I spent everyday of my mini-‘holiday’ travelling. It was nice but exhausting.
Bus to Reading, train to Paddington, tube to King’s Cross (spent breathlessly gaping at my watch while the Underground shuddered along ancient tunnels), train to Edinburgh (spent reading The Amber Spyglass, watching the countryside NOT CHANGE AT ALL until a little bit after York).
I arrived in Edinburgh to be greeted by my friend Sinead who’s just started studying Medicine there. Walked around Ed a bit, buying garlic and chicken because she was cooking. We went to the cafe where J. K. wrote the first Harry Potter, and later had a shot of chocolate while discussing politics. I concluded (after little to no deliberation) that I definitely like Sinead. This was cemented when she whipped out a copy of Black Books, not only let me waffle about languages and myths but joined in, and then gave me a copy of a poetry book!
Clockwise from top left: Platform 9 3/4 at Kings Cross Station, The Elephant House cafe where Jo wrote, and Kings Cross Station
At 08:50 the alarm went off. Mine, that is. Sinead had slept through hers and leapt over me to make her 9:00 lecture. I then met my closest-in-age cousin Andrew. Good to see him after quite a few years! He bought me breakfast – haggis. 😀 Haggis, just to clear things up, is not disgusting but delicious. It tastes like meaty oats with bits. I realise that’s not selling it, but trust me, it’s wonderful.
Then, I got the train from Edinburgh to Inverness. Now that’s what I call a train journey. Stunning coastlines moved on to sweeping green valleys, which later narrowed and were towered over by barren, browning mountains. Wild pheasant and red deer glanced at the train from beside small woods and increasingly long lochs. I listened to ‘ViIllete’ by Charlotte Bronte, a favourite book of a friend.
[Interruption: At www.librivox.org you can find many free, amateur-recorded audiobooks. This is because these books are in the public domain (which have no copyright on them – the kind you find on Project Gutenberg) and so they’re free to download!]
I arrived in the afternoon, and was met by my aunt, Sheila. We had a quick shop around Inverness before getting home to walk the two wonderful black Labs, Sula and Rogue. Sula is very affectionate and loves attention and getting her belly rubbed, whereas Rogue is more excitable and has an endearing habit of spinning around in tight circles when she’s happy. This is especially funny when she tries to run at the same time, and ends up performing graceless pirouettes through mud.
I also saw my cousin, Catherine and uncle, Kenny.
A surprise was sprung upon me – Sheila and I got in the car and drove to(wards) Skye.
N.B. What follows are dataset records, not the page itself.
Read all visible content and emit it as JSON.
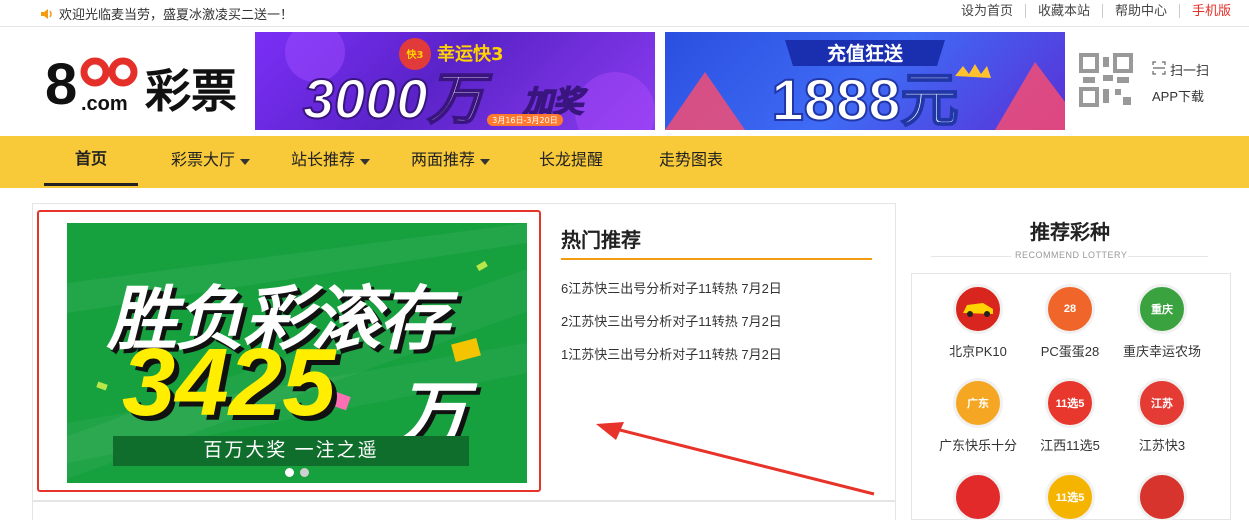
{
  "topbar": {
    "welcome": "欢迎光临麦当劳，盛夏冰激凌买二送一！",
    "links": [
      "设为首页",
      "收藏本站",
      "帮助中心",
      "手机版"
    ]
  },
  "logo": {
    "prefix": "8",
    "mark": "oo",
    "com": ".com",
    "name": "彩票"
  },
  "banners": [
    {
      "tag": "幸运快3",
      "badge": "快3",
      "main": "3000万",
      "accent": "加奖",
      "dates": "3月16日-3月20日"
    },
    {
      "tag": "充值狂送",
      "main": "1888元"
    }
  ],
  "qr": {
    "scan": "扫一扫",
    "app": "APP下载"
  },
  "nav": {
    "items": [
      {
        "label": "首页",
        "active": true,
        "dropdown": false
      },
      {
        "label": "彩票大厅",
        "active": false,
        "dropdown": true
      },
      {
        "label": "站长推荐",
        "active": false,
        "dropdown": true
      },
      {
        "label": "两面推荐",
        "active": false,
        "dropdown": true
      },
      {
        "label": "长龙提醒",
        "active": false,
        "dropdown": false
      },
      {
        "label": "走势图表",
        "active": false,
        "dropdown": false
      }
    ]
  },
  "slide": {
    "line1": "胜负彩滚存",
    "amount": "3425",
    "unit": "万",
    "sub": "百万大奖 一注之遥"
  },
  "hot": {
    "title": "热门推荐",
    "items": [
      "6江苏快三出号分析对子11转热 7月2日",
      "2江苏快三出号分析对子11转热 7月2日",
      "1江苏快三出号分析对子11转热 7月2日"
    ]
  },
  "recommend": {
    "title": "推荐彩种",
    "subtitle": "RECOMMEND LOTTERY",
    "lotteries": [
      {
        "name": "北京PK10",
        "badge": "",
        "color": "#d8251d"
      },
      {
        "name": "PC蛋蛋28",
        "badge": "28",
        "color": "#f0662a"
      },
      {
        "name": "重庆幸运农场",
        "badge": "重庆",
        "color": "#3aa33f"
      },
      {
        "name": "广东快乐十分",
        "badge": "广东",
        "color": "#f5a623"
      },
      {
        "name": "江西11选5",
        "badge": "11选5",
        "color": "#e8382d"
      },
      {
        "name": "江苏快3",
        "badge": "江苏",
        "color": "#e53b35"
      },
      {
        "name": "",
        "badge": "",
        "color": "#e32a2a"
      },
      {
        "name": "",
        "badge": "11选5",
        "color": "#f5b400"
      },
      {
        "name": "",
        "badge": "",
        "color": "#d6342c"
      }
    ]
  },
  "colors": {
    "nav_bg": "#f8c938",
    "accent_red": "#e5302a",
    "hot_line": "#f39c12",
    "slide_bg": "#16a03e"
  }
}
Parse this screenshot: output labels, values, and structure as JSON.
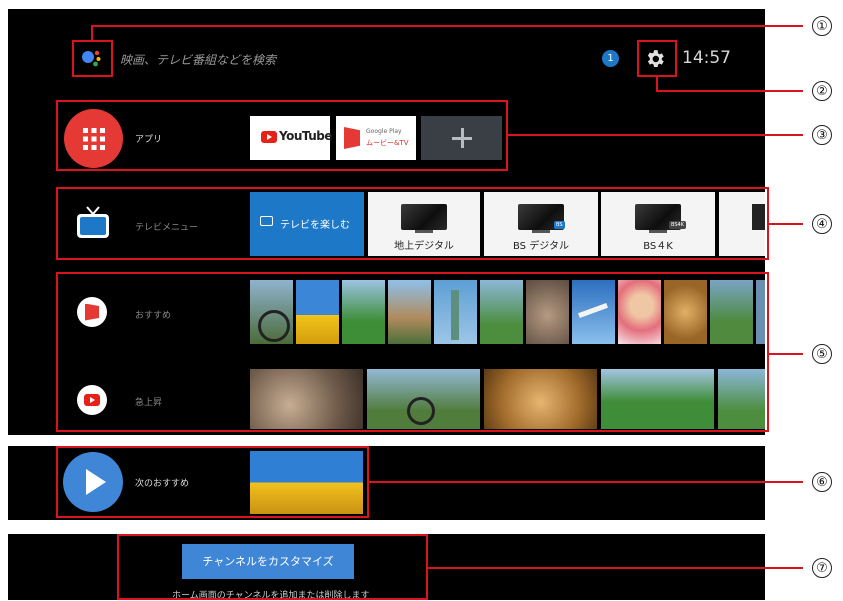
{
  "header": {
    "search_placeholder": "映画、テレビ番組などを検索",
    "notification_count": "1",
    "clock": "14:57"
  },
  "rows": {
    "apps": {
      "label": "アプリ",
      "youtube": "YouTube",
      "play_line1": "Google Play",
      "play_line2": "ムービー&TV"
    },
    "tv_menu": {
      "label": "テレビメニュー",
      "tiles": [
        {
          "label": "テレビを楽しむ"
        },
        {
          "label": "地上デジタル"
        },
        {
          "label": "BS デジタル",
          "badge": "BS"
        },
        {
          "label": "BS４K",
          "badge": "BS4K"
        }
      ]
    },
    "recommend": {
      "label": "おすすめ"
    },
    "trending": {
      "label": "急上昇"
    },
    "play_next": {
      "label": "次のおすすめ"
    }
  },
  "customize": {
    "button": "チャンネルをカスタマイズ",
    "note": "ホーム画面のチャンネルを追加または削除します"
  },
  "callouts": [
    "①",
    "②",
    "③",
    "④",
    "⑤",
    "⑥",
    "⑦"
  ],
  "colors": {
    "accent_red": "#d9141f",
    "app_circle": "#e53935",
    "tv_blue": "#1e78c8",
    "play_blue": "#3f86d6"
  }
}
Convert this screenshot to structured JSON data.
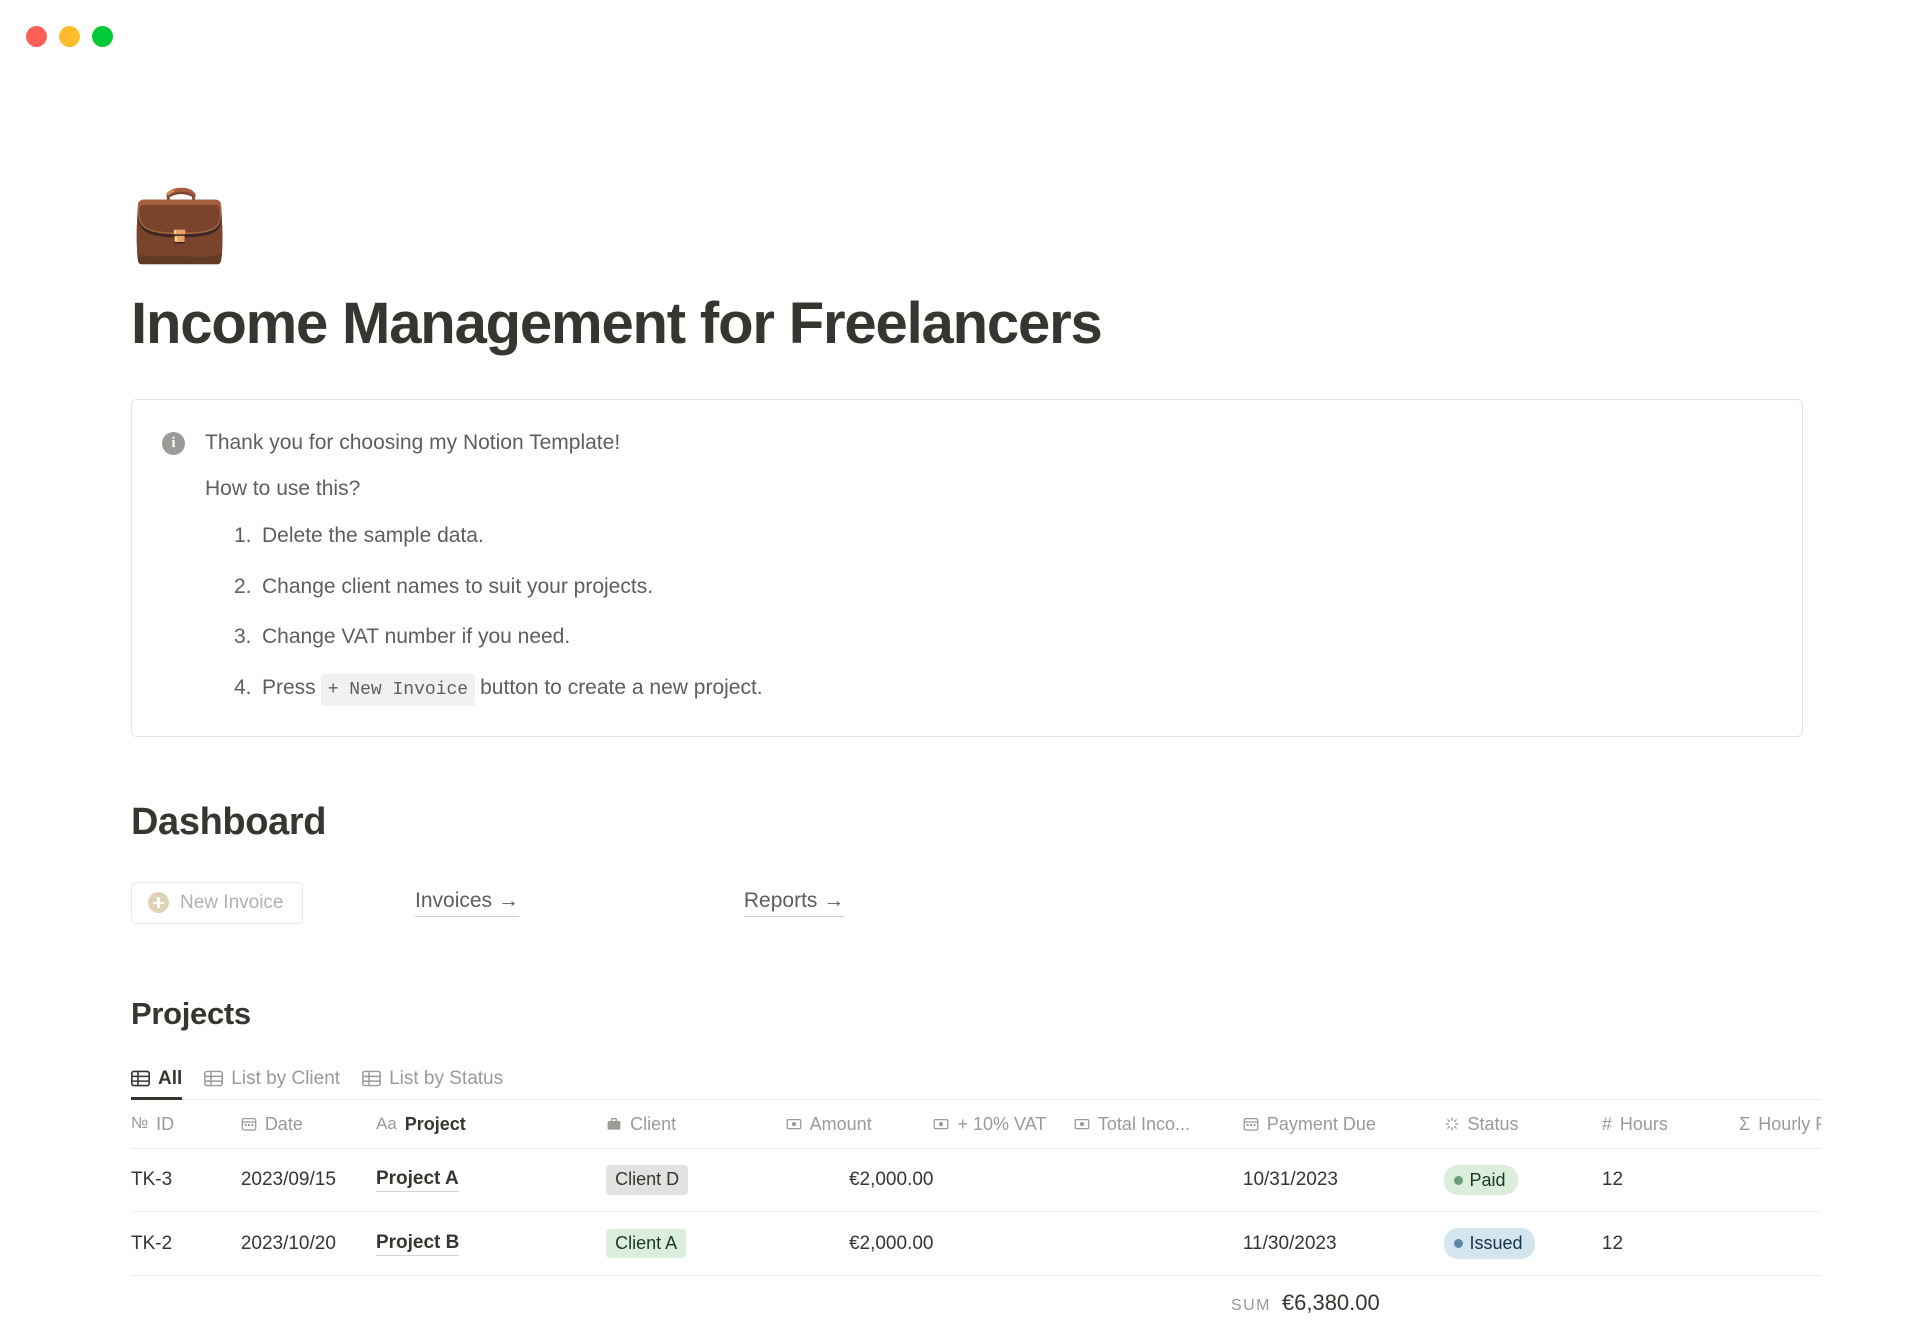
{
  "window": {
    "traffic_lights": [
      {
        "name": "close",
        "color": "#ff5f57"
      },
      {
        "name": "minimize",
        "color": "#ffbd2e"
      },
      {
        "name": "maximize",
        "color": "#00ca35"
      }
    ]
  },
  "page": {
    "emoji": "💼",
    "title": "Income Management for Freelancers"
  },
  "callout": {
    "icon": "info-icon",
    "heading": "Thank you for choosing my Notion Template!",
    "subheading": "How to use this?",
    "steps": [
      {
        "num": "1.",
        "before": "Delete the sample data.",
        "code": "",
        "after": ""
      },
      {
        "num": "2.",
        "before": "Change client names to suit your projects.",
        "code": "",
        "after": ""
      },
      {
        "num": "3.",
        "before": "Change VAT number if you need.",
        "code": "",
        "after": ""
      },
      {
        "num": "4.",
        "before": "Press",
        "code": "+ New Invoice",
        "after": "button to create a new project."
      }
    ]
  },
  "dashboard": {
    "heading": "Dashboard",
    "new_invoice_label": "New Invoice",
    "links": [
      {
        "label": "Invoices →"
      },
      {
        "label": "Reports →"
      }
    ]
  },
  "projects": {
    "heading": "Projects",
    "tabs": [
      {
        "label": "All",
        "active": true
      },
      {
        "label": "List by Client",
        "active": false
      },
      {
        "label": "List by Status",
        "active": false
      }
    ],
    "columns": [
      {
        "icon": "number-icon",
        "label": "ID"
      },
      {
        "icon": "calendar-icon",
        "label": "Date"
      },
      {
        "icon": "text-icon",
        "label": "Project"
      },
      {
        "icon": "briefcase-icon",
        "label": "Client"
      },
      {
        "icon": "money-icon",
        "label": "Amount"
      },
      {
        "icon": "money-icon",
        "label": "+ 10% VAT"
      },
      {
        "icon": "money-icon",
        "label": "Total Inco..."
      },
      {
        "icon": "calendar-icon",
        "label": "Payment Due"
      },
      {
        "icon": "status-icon",
        "label": "Status"
      },
      {
        "icon": "hash-icon",
        "label": "Hours"
      },
      {
        "icon": "sigma-icon",
        "label": "Hourly Rate"
      }
    ],
    "rows": [
      {
        "id": "TK-3",
        "date": "2023/09/15",
        "project": "Project A",
        "client": "Client D",
        "client_color": "gray",
        "amount": "€2,000.00",
        "vat": "",
        "total_income": "",
        "payment_due": "10/31/2023",
        "status": "Paid",
        "status_color": "green",
        "hours": "12",
        "hourly_rate": ""
      },
      {
        "id": "TK-2",
        "date": "2023/10/20",
        "project": "Project B",
        "client": "Client A",
        "client_color": "green",
        "amount": "€2,000.00",
        "vat": "",
        "total_income": "",
        "payment_due": "11/30/2023",
        "status": "Issued",
        "status_color": "blue",
        "hours": "12",
        "hourly_rate": ""
      }
    ],
    "sum": {
      "label": "SUM",
      "value": "€6,380.00"
    }
  }
}
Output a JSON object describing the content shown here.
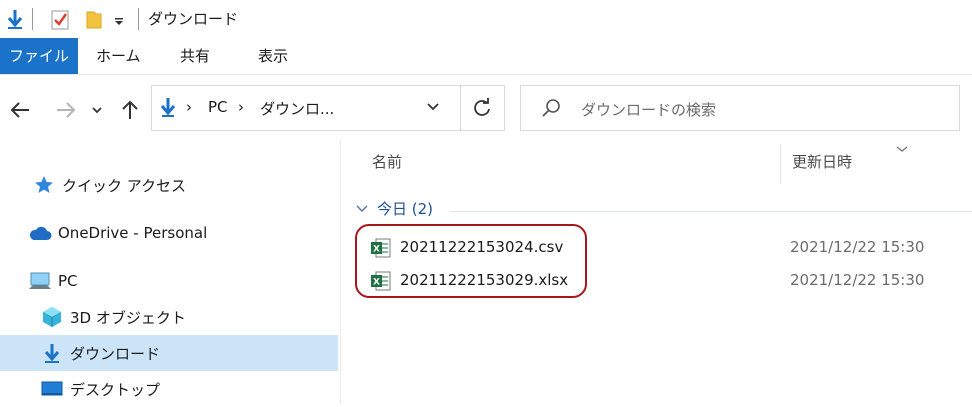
{
  "window": {
    "title": "ダウンロード"
  },
  "ribbon": {
    "tabs": [
      "ファイル",
      "ホーム",
      "共有",
      "表示"
    ]
  },
  "address": {
    "crumbs": [
      "PC",
      "ダウンロ..."
    ]
  },
  "search": {
    "placeholder": "ダウンロードの検索"
  },
  "nav": {
    "items": [
      {
        "label": "クイック アクセス"
      },
      {
        "label": "OneDrive - Personal"
      },
      {
        "label": "PC"
      },
      {
        "label": "3D オブジェクト"
      },
      {
        "label": "ダウンロード"
      },
      {
        "label": "デスクトップ"
      }
    ]
  },
  "list": {
    "columns": [
      "名前",
      "更新日時"
    ],
    "group": "今日 (2)",
    "files": [
      {
        "name": "20211222153024.csv",
        "modified": "2021/12/22 15:30"
      },
      {
        "name": "20211222153029.xlsx",
        "modified": "2021/12/22 15:30"
      }
    ]
  },
  "colors": {
    "accent": "#1a73c9",
    "highlight_border": "#a8161c",
    "selection": "#cce4f7",
    "excel_green": "#1e7145"
  }
}
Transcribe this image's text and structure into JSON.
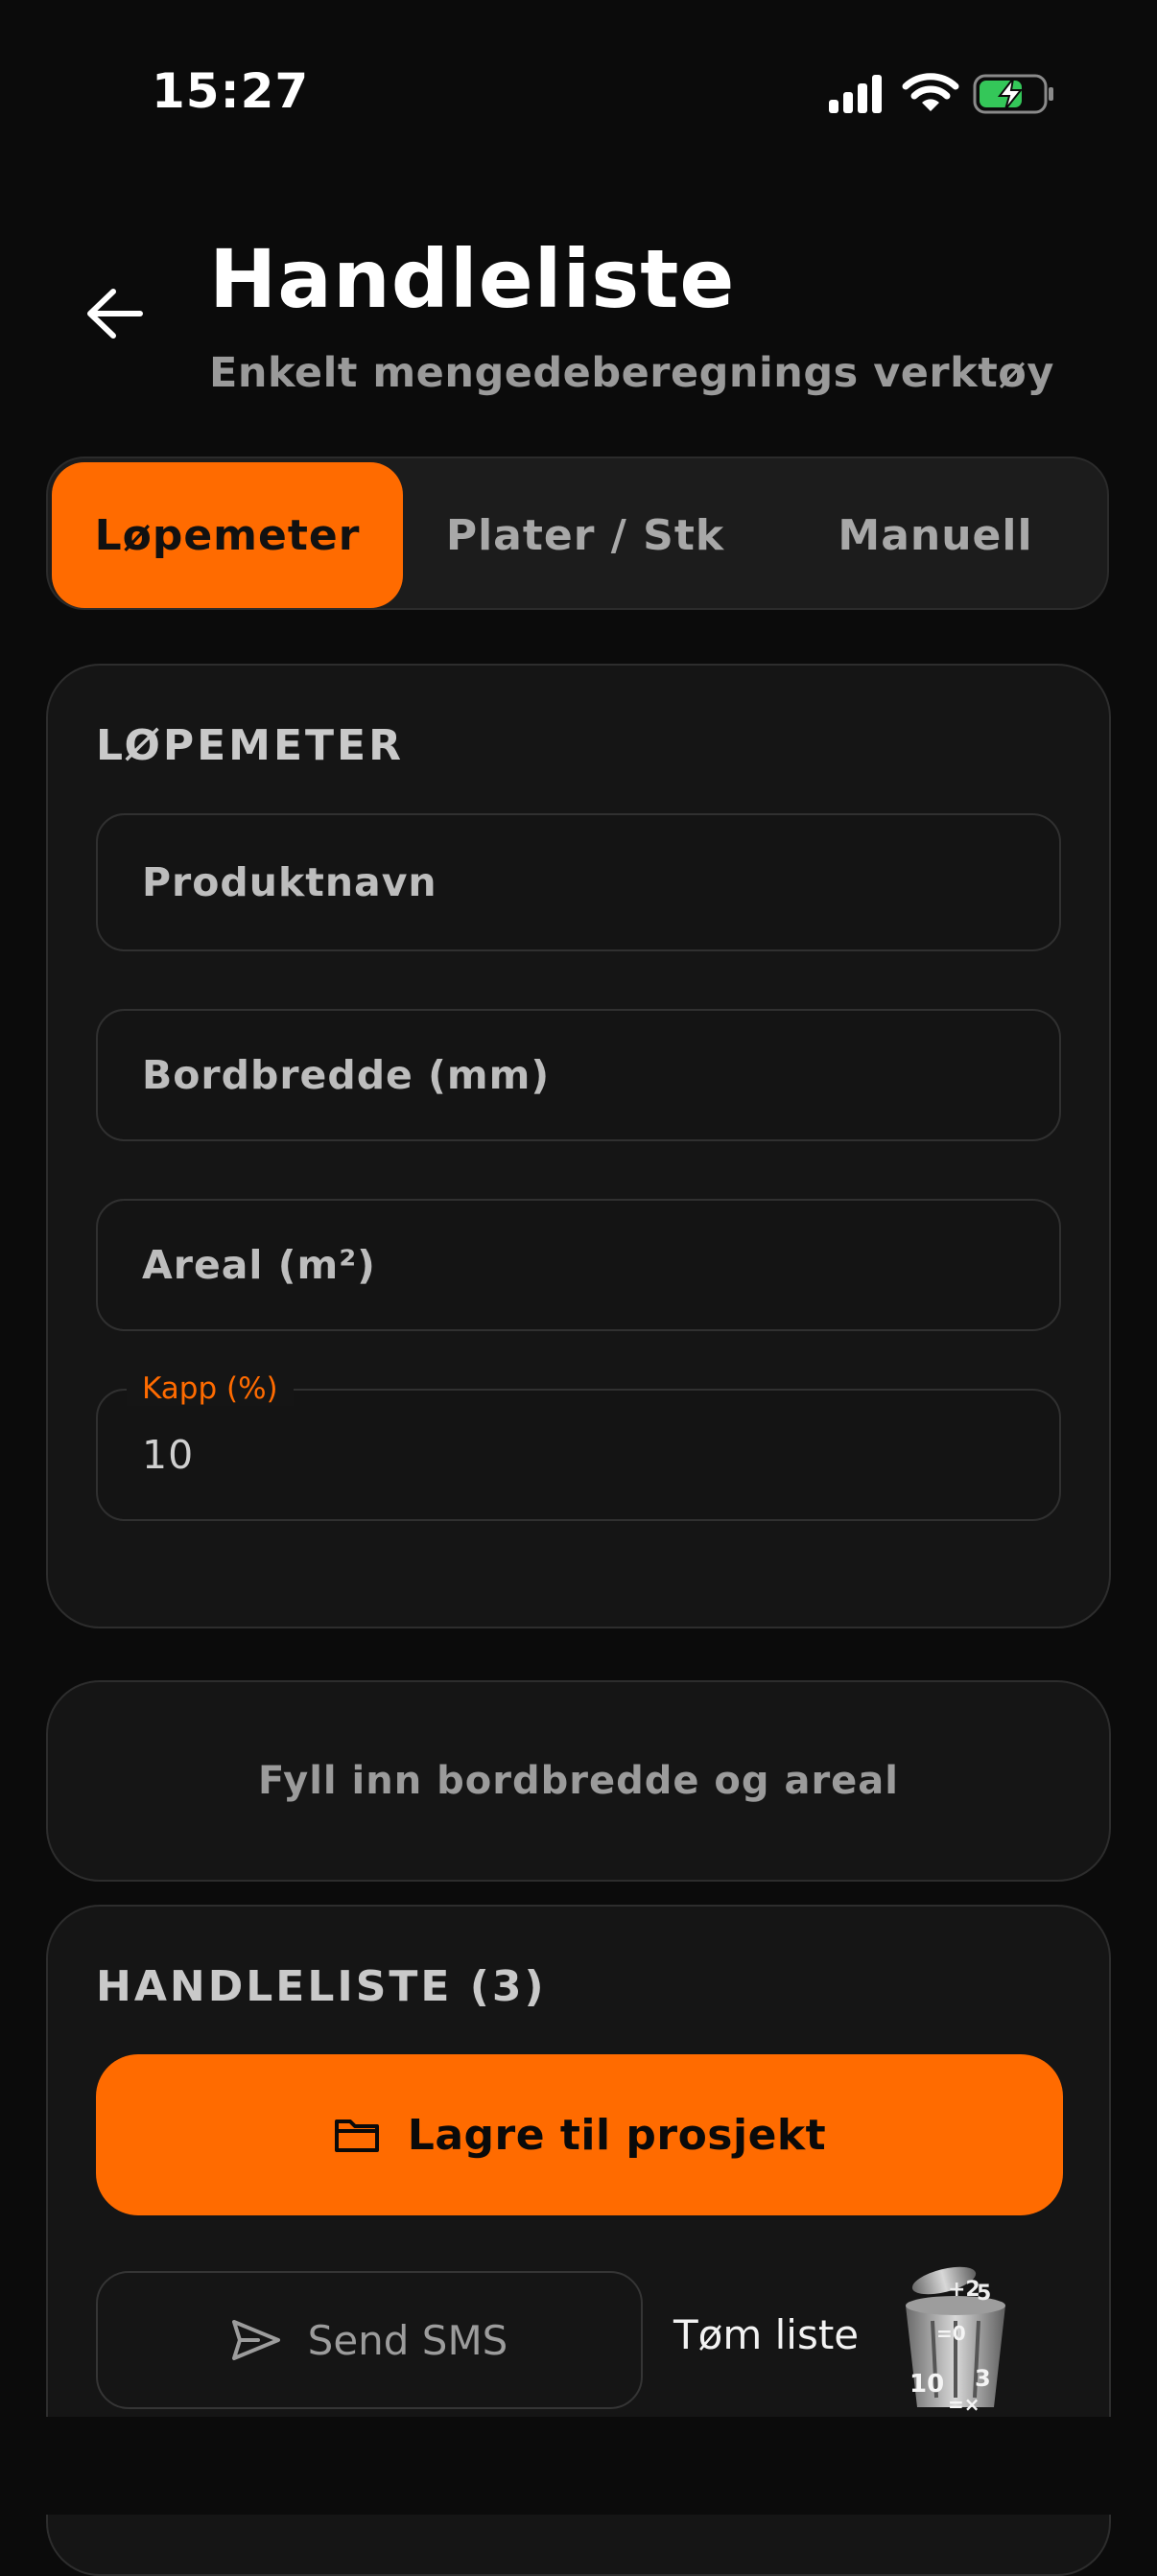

It was very nice, don’t get me wrong… but after two days of sitting I rather wanted a day to chill and walk the dogs and all that. But oh well. Can’t say it’s not beautiful. First the wilderness of the Highlands and then the gentler sweep of the Inner Isles.
(L) Rogie Falls, where the dogs were walked. (R) View of Skye from the Mainland.
We spent the night on Skye with a woman called Annabelle, one of Sheila’s old friends, a mild and cheerful retired botanist who had been to Iceland. She fell almost instantly into my good books, for three reasons. First, she offered me cookies. Second, she had an old copy of my dearest ‘Teach Yourself Norwegian’. Third, she recommended to me a book by William Morris (an alumnus of my college and one of my favourite artists) which was a translation or retelling of Icelandic myth. The fact that this precise reference occurred only a short period later while I was squeaking about my Tolkien biography settled it. Annabelle = good.
Friday was spent in a similar manner to Thursday – driving from one side of Scotland to the other. This time we passed the Harry Potter viaduct and picked up a hitchhiker who was chatty and friendly. I miss hitchhiking but people down South really don’t do it.
We got home, and I spent an hour or so looking at bird books and writing out which birds I would see in Iceland. Names like Wigeon, Whimbrel, Slavonian Grebe, Gyrfalcon, Scaup, Gadwall, Pharalope and amused me to no end, but only the Grebe really lived up to its fantastically ugly name by looking considerably like David Bowie in the early years.
Slavonian Grebe (L) and Glenfinnan by the Harry Potter viaduct (R )
Nothing beats the puffin though.
That’s yesterday. I got on a plane. Then I got off. Then a traffic jam later, I was back here.
…And it seems I’ve been typing since then. Sorry it’s so long!
It could all be summed up in a little limerick.
There once was a girl with a wit
Who wanted time off to get fit
But she travelled each day
From Loch Ness to Mallaig
And returned home more tired than she left it!
P.S. No, the poems don’t seem to have stopped. I don’t know what to do.